▼
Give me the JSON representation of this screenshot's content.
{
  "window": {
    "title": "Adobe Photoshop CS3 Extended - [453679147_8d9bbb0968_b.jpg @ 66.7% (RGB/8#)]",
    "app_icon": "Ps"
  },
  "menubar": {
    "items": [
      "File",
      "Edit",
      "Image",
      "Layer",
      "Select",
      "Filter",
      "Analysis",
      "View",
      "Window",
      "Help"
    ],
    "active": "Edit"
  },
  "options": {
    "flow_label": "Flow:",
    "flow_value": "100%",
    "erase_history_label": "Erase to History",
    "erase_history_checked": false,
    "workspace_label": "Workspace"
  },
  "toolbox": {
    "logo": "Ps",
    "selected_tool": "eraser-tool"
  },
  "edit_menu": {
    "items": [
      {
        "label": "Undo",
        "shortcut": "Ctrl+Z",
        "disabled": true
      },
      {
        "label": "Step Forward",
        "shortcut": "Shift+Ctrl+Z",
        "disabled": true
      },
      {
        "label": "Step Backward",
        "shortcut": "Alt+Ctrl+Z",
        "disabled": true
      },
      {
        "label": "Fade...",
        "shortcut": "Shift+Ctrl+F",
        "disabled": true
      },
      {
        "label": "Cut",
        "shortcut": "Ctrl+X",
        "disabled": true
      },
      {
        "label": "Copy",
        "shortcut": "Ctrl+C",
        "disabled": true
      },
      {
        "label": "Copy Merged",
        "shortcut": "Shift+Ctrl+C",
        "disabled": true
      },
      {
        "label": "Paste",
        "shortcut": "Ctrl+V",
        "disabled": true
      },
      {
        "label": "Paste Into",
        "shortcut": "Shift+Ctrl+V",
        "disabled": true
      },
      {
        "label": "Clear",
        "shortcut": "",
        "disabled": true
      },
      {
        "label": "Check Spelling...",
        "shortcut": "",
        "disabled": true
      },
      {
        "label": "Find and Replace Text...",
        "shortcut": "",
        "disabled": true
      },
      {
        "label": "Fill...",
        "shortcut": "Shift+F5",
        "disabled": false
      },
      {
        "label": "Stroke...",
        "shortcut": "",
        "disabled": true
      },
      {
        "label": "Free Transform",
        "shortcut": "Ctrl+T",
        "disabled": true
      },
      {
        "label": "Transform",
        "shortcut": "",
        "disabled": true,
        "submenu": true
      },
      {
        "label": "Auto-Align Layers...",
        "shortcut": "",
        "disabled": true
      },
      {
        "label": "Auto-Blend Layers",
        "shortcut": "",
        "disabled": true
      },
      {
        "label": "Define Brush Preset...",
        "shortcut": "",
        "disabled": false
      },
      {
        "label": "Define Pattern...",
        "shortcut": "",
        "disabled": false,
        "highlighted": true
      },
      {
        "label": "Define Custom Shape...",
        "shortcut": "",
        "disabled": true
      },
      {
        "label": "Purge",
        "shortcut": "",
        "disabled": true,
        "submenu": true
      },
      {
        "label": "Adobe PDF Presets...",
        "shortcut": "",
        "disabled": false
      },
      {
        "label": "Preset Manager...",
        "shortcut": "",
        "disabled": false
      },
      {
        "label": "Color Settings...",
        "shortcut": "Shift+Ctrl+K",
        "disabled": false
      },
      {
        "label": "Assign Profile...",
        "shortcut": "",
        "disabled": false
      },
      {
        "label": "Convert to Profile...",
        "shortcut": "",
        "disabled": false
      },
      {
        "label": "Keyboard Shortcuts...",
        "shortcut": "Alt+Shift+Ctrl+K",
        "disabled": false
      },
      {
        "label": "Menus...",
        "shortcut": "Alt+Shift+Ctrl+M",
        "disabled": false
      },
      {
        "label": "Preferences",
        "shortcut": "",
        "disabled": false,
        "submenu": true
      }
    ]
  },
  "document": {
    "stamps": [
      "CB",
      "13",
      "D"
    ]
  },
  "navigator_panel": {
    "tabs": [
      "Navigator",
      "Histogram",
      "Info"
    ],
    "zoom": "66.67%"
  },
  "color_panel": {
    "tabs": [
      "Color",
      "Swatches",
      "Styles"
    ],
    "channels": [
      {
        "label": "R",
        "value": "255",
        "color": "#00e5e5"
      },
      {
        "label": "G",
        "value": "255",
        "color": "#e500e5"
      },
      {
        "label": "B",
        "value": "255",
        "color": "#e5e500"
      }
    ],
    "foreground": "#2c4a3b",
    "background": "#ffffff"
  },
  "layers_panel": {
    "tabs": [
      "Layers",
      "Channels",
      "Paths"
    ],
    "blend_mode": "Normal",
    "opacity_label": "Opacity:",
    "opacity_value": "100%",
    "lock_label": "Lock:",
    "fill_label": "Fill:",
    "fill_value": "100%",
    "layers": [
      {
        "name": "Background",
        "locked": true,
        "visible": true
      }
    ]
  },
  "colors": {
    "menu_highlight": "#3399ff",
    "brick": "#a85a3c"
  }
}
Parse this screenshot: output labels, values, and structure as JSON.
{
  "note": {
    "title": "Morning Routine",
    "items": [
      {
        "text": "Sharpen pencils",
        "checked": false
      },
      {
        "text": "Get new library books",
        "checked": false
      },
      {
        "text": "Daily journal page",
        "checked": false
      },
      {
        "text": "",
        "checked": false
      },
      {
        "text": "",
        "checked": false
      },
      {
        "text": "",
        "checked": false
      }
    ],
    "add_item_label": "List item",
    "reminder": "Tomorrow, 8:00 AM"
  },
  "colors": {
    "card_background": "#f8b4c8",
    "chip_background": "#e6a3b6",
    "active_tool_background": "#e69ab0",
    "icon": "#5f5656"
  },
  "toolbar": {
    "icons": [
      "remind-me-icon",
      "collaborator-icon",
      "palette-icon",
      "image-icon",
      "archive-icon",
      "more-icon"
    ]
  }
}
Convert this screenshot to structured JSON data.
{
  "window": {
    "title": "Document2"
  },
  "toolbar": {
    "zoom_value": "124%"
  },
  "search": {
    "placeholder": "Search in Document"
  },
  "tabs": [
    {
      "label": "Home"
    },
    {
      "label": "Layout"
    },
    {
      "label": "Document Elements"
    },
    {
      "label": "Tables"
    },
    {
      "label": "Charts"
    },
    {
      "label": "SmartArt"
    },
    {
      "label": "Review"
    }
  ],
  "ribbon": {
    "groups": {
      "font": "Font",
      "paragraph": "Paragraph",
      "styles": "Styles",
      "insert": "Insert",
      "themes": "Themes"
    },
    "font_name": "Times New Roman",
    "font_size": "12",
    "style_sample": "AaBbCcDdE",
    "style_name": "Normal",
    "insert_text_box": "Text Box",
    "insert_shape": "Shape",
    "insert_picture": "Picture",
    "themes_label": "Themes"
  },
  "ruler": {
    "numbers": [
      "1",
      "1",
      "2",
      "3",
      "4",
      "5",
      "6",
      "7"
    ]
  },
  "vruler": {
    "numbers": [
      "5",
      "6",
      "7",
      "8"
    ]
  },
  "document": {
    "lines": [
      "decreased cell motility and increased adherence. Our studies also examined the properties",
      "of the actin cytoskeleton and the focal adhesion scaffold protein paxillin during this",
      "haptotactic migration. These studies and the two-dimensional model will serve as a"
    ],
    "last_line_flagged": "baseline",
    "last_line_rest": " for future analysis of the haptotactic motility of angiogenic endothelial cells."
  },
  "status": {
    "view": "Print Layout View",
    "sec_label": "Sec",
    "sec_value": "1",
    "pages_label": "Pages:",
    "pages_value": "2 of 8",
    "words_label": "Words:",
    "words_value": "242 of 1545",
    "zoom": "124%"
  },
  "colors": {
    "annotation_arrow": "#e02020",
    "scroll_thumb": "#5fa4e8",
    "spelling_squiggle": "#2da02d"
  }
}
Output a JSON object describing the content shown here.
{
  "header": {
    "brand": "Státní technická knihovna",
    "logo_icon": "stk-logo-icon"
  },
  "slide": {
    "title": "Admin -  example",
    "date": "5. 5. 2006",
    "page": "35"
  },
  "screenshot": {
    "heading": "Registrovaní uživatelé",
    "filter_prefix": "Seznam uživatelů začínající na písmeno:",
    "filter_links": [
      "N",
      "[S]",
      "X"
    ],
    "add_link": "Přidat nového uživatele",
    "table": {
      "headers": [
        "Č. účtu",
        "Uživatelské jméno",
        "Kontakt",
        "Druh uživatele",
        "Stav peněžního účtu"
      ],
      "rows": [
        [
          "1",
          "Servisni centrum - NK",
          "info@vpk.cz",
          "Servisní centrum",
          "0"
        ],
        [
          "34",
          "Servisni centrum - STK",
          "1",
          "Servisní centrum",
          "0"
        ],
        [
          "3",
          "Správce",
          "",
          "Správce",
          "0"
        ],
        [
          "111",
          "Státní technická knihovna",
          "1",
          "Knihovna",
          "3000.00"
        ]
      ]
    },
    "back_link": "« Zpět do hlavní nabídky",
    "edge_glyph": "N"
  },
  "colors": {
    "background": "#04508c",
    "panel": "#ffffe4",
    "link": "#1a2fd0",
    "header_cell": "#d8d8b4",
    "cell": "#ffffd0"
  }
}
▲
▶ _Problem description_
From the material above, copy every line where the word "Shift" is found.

▶ _Result for this exercise_
        "shortcut": "Shift+Ctrl+Z",
        "shortcut": "Shift+Ctrl+F",
        "shortcut": "Shift+Ctrl+C",
        "shortcut": "Shift+Ctrl+V",
        "shortcut": "Shift+F5",
        "shortcut": "Shift+Ctrl+K",
        "shortcut": "Alt+Shift+Ctrl+K",
        "shortcut": "Alt+Shift+Ctrl+M",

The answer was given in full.